Brad Seibel diving with the jumbo squid (Dosidicus gigas). (These are smaller sized in size.) If you show up the volume, you can hear among the squids face him on the dive. The squid is for a short time shocked prior to swimming off once again. Credit: Stephani Gordon, Open Boat Films.

Seibel co-authored the publication with his previous college student, Matt Birk, now a teacher at Saint Francis University inPennsylvania The research study is the very first to drill down into the relationship in between oxygen, temperature level, and the metabolic requirements of vertical migrators, that include billions of marine animals from small shellfishes called krill to the six-foot-long jumbo squid. Seibel and Birk utilized modeling to comprehend how 6 types of krill and the jumbo squid would react metabolically to the differing specifications estimating day and night environments.

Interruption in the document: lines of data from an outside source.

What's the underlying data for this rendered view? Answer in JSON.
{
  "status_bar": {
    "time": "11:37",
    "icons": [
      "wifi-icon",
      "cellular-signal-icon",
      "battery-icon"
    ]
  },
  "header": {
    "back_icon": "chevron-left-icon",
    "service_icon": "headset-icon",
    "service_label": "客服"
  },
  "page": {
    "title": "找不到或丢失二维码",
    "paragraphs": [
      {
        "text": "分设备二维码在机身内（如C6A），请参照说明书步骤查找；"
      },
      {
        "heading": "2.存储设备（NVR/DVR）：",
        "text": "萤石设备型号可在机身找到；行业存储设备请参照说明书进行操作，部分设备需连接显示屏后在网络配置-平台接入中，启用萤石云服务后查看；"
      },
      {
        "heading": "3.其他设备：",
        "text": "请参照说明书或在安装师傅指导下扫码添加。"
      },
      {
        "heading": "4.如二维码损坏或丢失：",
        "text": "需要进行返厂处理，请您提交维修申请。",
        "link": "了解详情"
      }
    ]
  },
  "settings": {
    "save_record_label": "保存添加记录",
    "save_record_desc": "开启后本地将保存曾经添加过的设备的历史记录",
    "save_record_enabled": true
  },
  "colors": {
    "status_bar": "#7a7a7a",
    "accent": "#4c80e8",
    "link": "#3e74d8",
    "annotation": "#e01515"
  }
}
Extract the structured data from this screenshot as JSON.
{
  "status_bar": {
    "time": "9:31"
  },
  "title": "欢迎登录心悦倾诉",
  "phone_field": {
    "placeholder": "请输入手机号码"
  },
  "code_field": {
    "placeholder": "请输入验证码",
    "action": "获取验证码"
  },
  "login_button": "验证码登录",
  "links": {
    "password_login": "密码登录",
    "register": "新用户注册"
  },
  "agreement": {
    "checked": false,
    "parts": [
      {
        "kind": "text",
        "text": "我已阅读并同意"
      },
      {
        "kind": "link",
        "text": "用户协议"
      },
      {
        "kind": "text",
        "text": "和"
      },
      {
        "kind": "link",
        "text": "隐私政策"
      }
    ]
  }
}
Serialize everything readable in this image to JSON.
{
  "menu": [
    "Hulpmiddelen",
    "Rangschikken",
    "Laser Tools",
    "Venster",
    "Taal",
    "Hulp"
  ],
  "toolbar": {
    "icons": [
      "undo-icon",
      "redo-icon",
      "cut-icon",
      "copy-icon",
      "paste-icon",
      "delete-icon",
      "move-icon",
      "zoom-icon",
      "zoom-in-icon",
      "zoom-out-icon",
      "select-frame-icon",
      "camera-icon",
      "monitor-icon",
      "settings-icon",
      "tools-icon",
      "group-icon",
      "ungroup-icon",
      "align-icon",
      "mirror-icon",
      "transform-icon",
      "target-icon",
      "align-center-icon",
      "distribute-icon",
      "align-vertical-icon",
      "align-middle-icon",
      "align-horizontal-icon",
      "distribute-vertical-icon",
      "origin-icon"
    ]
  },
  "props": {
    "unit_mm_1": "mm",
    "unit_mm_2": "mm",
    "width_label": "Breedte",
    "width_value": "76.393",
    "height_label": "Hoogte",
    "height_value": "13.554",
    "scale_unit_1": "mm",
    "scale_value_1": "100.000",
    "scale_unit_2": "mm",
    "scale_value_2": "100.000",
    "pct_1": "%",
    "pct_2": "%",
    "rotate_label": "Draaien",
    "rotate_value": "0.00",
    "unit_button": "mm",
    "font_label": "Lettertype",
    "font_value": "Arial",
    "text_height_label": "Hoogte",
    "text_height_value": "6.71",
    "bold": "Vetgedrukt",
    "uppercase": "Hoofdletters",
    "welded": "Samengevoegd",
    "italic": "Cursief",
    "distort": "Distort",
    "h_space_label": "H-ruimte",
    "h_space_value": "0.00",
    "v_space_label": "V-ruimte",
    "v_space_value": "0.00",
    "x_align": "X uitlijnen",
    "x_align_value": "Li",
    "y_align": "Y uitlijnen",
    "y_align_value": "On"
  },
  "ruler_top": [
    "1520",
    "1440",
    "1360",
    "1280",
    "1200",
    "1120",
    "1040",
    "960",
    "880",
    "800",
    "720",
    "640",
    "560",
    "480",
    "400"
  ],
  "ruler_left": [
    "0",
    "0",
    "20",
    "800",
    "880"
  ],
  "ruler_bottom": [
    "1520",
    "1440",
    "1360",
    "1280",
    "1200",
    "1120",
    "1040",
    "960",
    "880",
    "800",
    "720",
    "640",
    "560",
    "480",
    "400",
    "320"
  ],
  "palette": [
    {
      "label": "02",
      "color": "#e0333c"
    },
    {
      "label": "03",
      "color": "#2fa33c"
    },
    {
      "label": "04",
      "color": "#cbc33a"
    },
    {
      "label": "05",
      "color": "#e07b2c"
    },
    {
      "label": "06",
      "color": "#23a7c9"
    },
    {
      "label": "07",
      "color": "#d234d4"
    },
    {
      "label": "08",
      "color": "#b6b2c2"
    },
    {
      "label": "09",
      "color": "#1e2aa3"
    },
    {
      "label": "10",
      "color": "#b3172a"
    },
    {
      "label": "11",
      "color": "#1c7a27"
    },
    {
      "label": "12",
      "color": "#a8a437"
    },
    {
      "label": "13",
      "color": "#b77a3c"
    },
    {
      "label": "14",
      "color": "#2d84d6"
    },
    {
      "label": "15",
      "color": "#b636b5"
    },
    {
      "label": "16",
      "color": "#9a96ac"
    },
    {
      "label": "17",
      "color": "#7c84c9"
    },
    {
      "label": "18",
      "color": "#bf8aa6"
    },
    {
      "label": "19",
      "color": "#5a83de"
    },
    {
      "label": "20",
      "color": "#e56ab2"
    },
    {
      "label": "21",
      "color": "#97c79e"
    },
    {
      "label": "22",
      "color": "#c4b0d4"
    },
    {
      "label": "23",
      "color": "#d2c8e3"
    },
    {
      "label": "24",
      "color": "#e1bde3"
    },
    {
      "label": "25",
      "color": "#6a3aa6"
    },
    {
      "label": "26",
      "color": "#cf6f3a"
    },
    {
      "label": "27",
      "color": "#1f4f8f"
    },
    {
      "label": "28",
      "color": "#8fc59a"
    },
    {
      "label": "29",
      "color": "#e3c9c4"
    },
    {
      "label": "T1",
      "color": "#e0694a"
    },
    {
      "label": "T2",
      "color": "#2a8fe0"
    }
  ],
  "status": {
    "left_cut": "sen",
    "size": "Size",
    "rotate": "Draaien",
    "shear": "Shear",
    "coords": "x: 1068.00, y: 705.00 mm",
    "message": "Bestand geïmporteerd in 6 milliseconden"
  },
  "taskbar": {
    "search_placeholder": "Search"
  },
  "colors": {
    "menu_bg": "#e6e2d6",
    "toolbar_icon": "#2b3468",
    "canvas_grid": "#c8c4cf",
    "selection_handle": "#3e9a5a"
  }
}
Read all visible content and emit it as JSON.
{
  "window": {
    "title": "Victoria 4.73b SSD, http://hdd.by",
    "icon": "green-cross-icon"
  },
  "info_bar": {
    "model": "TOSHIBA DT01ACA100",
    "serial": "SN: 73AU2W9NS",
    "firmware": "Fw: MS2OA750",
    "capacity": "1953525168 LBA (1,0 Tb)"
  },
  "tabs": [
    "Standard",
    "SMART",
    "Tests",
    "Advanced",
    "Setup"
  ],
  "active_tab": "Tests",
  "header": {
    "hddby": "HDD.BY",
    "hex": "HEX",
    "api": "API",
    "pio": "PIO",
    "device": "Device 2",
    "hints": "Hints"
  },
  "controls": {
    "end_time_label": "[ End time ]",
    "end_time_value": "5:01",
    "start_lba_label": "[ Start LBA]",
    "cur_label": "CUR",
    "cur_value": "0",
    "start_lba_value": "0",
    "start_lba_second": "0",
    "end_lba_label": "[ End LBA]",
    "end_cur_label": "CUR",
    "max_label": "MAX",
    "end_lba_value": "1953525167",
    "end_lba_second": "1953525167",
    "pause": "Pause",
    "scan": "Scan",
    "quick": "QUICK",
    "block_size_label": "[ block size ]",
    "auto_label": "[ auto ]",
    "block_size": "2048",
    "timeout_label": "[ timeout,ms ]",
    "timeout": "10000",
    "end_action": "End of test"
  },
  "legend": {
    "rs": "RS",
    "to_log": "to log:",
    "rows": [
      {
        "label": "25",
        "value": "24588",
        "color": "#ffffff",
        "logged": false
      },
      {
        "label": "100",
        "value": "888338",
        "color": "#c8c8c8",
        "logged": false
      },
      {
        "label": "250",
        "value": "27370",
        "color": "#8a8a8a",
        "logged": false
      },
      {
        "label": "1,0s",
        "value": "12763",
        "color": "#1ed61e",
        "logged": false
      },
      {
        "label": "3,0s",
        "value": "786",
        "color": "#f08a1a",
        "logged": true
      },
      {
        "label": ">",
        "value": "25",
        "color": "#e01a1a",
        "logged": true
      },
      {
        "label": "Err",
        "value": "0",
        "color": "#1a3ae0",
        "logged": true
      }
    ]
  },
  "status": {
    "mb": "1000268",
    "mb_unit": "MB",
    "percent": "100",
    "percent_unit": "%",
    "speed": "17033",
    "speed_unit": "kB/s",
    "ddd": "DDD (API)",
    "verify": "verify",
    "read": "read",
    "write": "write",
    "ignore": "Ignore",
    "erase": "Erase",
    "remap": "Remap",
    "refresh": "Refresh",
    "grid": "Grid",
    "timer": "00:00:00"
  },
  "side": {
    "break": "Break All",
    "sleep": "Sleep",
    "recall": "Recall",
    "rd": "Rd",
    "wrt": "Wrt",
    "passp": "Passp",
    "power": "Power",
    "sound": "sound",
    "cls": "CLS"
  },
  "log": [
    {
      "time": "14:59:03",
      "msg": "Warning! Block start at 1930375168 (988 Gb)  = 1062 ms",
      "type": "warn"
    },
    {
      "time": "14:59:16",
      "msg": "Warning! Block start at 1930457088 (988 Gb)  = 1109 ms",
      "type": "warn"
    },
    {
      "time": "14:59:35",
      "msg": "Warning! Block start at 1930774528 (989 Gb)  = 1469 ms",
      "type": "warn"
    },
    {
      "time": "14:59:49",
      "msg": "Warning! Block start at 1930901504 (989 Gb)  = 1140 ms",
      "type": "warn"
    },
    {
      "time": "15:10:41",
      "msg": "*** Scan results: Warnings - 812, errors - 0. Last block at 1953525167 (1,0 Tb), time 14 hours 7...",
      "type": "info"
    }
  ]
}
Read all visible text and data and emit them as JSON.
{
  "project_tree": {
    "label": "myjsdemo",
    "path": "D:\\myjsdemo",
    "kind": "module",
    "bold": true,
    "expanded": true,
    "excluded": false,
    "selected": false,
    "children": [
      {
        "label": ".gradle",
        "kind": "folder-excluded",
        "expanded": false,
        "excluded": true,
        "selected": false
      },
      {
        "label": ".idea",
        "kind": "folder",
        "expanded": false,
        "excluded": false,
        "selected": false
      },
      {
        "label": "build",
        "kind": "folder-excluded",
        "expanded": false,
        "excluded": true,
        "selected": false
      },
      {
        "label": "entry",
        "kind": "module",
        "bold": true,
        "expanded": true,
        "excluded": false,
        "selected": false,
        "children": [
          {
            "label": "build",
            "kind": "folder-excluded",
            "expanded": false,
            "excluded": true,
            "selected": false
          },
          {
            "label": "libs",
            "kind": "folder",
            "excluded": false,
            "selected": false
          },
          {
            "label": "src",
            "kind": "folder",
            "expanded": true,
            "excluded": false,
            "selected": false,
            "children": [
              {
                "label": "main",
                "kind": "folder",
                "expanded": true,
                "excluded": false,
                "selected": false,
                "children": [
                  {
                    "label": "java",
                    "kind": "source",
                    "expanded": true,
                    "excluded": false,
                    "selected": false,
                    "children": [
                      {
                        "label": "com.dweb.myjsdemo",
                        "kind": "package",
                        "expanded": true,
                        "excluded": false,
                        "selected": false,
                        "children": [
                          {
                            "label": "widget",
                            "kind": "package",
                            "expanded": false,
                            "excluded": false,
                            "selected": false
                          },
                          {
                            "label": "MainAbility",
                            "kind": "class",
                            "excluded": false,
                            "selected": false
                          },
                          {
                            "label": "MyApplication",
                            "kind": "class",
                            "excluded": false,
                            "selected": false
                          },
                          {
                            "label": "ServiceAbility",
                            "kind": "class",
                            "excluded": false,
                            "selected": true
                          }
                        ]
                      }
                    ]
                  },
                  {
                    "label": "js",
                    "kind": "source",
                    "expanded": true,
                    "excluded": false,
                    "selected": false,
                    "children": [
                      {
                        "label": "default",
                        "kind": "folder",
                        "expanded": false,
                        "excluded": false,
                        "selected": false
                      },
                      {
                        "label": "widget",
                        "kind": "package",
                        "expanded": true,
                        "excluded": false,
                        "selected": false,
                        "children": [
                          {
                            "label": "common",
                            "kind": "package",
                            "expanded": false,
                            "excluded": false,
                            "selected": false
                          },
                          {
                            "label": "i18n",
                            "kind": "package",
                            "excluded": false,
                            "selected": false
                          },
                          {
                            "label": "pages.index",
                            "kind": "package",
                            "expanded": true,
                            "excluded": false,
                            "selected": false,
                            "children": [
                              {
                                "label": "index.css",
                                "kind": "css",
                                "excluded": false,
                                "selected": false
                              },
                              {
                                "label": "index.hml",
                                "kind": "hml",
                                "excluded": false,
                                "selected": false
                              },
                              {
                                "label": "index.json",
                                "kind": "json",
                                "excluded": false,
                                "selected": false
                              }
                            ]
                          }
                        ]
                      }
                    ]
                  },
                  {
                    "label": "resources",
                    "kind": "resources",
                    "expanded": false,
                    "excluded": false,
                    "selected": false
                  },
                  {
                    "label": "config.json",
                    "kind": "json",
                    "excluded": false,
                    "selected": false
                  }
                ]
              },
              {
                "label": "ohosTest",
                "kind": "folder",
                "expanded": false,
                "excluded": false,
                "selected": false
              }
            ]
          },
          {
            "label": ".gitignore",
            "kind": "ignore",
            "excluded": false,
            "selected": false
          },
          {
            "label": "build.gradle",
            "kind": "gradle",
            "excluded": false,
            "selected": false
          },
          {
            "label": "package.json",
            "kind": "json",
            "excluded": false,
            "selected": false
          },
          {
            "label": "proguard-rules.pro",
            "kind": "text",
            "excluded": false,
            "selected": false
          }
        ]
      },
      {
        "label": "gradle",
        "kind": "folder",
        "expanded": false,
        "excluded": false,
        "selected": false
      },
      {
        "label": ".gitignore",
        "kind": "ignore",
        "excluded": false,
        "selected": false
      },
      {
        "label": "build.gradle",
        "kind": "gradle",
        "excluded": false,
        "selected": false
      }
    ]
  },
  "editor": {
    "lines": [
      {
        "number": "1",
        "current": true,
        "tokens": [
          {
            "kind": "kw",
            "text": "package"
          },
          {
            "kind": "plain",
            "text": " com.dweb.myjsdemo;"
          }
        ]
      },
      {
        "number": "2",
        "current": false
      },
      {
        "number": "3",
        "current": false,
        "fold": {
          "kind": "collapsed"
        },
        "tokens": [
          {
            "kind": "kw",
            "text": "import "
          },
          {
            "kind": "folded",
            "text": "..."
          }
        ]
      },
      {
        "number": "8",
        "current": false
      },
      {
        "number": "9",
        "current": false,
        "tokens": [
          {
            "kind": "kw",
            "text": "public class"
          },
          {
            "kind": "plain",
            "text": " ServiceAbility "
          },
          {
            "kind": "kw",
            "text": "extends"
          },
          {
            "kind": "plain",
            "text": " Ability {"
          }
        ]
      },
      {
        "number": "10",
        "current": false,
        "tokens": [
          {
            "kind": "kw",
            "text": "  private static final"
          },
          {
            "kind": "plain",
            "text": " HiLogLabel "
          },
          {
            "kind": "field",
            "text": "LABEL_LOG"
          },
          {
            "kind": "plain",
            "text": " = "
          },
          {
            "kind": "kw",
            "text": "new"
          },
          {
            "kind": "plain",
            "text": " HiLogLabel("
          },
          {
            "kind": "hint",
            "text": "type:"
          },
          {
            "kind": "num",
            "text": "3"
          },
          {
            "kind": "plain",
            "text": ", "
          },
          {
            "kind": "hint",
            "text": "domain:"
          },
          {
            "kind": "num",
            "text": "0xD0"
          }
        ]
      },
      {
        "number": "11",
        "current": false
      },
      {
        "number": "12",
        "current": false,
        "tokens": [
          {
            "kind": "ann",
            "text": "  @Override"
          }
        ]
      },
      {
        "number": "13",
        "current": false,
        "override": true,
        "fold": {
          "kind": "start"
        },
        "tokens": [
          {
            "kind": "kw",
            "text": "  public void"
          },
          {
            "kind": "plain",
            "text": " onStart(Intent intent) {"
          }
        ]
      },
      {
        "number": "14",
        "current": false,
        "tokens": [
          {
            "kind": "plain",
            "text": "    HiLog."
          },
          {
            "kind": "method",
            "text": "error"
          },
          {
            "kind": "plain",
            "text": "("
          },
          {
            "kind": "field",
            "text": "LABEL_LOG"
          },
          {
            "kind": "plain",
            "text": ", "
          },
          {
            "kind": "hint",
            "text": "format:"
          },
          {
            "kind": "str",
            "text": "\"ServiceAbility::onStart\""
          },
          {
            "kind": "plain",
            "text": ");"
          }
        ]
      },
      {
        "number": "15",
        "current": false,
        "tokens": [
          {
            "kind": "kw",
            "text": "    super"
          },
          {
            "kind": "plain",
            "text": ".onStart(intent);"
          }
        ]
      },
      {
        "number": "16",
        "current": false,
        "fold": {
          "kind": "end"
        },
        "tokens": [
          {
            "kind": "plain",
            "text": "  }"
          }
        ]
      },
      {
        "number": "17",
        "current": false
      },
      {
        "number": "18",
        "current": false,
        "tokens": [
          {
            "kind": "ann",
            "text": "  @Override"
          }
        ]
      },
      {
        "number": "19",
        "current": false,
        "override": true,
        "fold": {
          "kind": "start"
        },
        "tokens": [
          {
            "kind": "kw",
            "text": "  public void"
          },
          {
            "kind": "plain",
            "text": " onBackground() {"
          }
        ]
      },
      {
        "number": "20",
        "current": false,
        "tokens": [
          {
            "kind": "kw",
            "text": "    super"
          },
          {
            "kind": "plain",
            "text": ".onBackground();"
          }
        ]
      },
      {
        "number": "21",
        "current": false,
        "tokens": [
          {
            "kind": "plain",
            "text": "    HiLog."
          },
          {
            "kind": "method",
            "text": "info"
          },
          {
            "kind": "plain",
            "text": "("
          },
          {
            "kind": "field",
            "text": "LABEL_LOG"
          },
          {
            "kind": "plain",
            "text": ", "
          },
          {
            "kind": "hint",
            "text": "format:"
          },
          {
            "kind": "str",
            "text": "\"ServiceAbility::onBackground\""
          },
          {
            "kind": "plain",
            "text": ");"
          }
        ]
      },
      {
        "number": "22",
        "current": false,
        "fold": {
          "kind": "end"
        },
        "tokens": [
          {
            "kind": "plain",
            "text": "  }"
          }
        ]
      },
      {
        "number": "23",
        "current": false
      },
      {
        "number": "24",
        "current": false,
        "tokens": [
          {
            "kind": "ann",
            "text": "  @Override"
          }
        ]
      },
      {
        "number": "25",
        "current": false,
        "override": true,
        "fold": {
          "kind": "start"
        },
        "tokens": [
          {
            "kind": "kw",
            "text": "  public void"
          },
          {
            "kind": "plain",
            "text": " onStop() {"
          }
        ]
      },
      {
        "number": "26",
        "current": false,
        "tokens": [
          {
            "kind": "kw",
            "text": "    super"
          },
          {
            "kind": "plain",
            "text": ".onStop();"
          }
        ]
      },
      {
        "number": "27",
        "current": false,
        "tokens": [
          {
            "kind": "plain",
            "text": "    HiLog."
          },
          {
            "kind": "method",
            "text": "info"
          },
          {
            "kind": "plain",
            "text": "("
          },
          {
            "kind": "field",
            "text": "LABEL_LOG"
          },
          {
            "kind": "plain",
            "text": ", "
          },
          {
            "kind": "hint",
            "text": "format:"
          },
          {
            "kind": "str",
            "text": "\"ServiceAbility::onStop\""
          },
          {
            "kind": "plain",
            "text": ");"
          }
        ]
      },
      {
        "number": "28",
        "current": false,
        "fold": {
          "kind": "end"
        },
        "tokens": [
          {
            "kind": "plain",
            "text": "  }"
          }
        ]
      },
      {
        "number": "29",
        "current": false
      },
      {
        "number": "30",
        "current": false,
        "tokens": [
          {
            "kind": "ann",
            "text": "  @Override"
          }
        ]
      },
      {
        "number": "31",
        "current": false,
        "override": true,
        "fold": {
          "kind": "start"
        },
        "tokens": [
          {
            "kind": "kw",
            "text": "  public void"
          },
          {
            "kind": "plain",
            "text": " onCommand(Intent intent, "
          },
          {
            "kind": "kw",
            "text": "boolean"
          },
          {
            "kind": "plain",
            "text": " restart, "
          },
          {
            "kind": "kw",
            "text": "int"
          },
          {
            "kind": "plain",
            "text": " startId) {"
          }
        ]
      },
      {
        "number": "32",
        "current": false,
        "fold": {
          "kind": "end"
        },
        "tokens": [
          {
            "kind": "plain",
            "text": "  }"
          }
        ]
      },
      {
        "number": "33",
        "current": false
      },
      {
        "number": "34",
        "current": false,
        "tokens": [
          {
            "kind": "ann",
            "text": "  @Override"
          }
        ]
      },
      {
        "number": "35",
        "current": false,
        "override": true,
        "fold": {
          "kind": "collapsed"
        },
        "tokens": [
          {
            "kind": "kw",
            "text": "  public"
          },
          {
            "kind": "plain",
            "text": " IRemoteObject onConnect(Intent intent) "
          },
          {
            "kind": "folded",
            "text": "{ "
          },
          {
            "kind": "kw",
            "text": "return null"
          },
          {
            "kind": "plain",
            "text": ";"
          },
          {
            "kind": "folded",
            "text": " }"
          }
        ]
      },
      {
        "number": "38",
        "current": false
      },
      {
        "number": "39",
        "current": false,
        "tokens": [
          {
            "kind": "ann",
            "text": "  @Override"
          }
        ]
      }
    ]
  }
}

“Vertical migrators buck the basic narrative, which is based largely on studies of coastal animals,” Seibel stated.

As the oceans warm squid and other vertical migrators residing in tropical zones are most likely to broaden their environment northward– however not always leave their native tropical zones.

Expanded Habitat Data

Schematic forecasts of present and future metabolically offered environment in tropical vertical migrators. Credit: USF

That’s what likely took place 20 years earlier in Monterey, Seibel stated. An El Nino occasion briefly brought warmer water to the coast. (Think of it as a reasonably brief design of environment modification.) The warmer water enabled the squid to broaden their variety northward, where they benefited from brand-new food sources– greatly affecting the regional fisheries– although food abounded back in the more tropical latitudes.

“It wasn’t that they didn’t have enough oxygen or that it was too hot for them further south; before the El Nino event it was too cold for them up north”– a subtlety associated to their metabolic requirements that matters, Seibel stated.

Jumbo Squid

This research study is the very first to drill down into the relationship in between oxygen, temperature level, and the metabolic requirements of vertical migrators, that include krill to the jumbo squid (revealed here). The metabolic requirements of vertical migrators recommend they might experience a growth of their native environment in action to altering ocean conditions. Credit: Stephani Gordon, Open Boat Films

Vertical migrators live extremely various lives than seaside types, which experience a relatively constant supply of oxygen in waters well combined with the environment. Migrators live at depth throughout the day, where it’s cold and dark and there’s less oxygen, and they take a trip numerous meters towards the reasonably warm ocean surface area in the evening to consume, where oxygen abounds and when it’s more secure to forage.

“This study is a good example of the fact that the conclusions we often draw from well-studied — and easy to catch — organisms may not hold true for the greater diversity of species and lifestyles found in the oceans,” Birk stated.

It ends up that the result of temperature level on the metabolic rates of vertical migrators is 4-5 times higher than for a lot of seaside types. When at depth, the squid, for instance, do not do much at all. When moving to shallower waters for a meal, their metabolic rate skyrockets, stated Seibel.

Modeling that includes increased results of temperature level on the metabolic rate of vertical migrators recommends that environment modification will broaden the offered environment for vertical migrators to the north and south by as much as 10-20 degrees of latitude by the end of the century, Seibel stated.

“We really need to drill down into animal physiology and better understand the ways that various species evolve and adapt to environmental conditions,” stated Seibel.

Reference: “Unique thermal sensitivity imposes a cold-water energetic barrier for vertical migrators” by Brad A. Seibel, and Matthew A. Birk, 10 October 2022, Nature Climate Change
DOI: 10.1038/ s41558-022-01491 -6

The research study was moneyed by the National Science Foundation and the National Oceanic and Atmospheric Administration.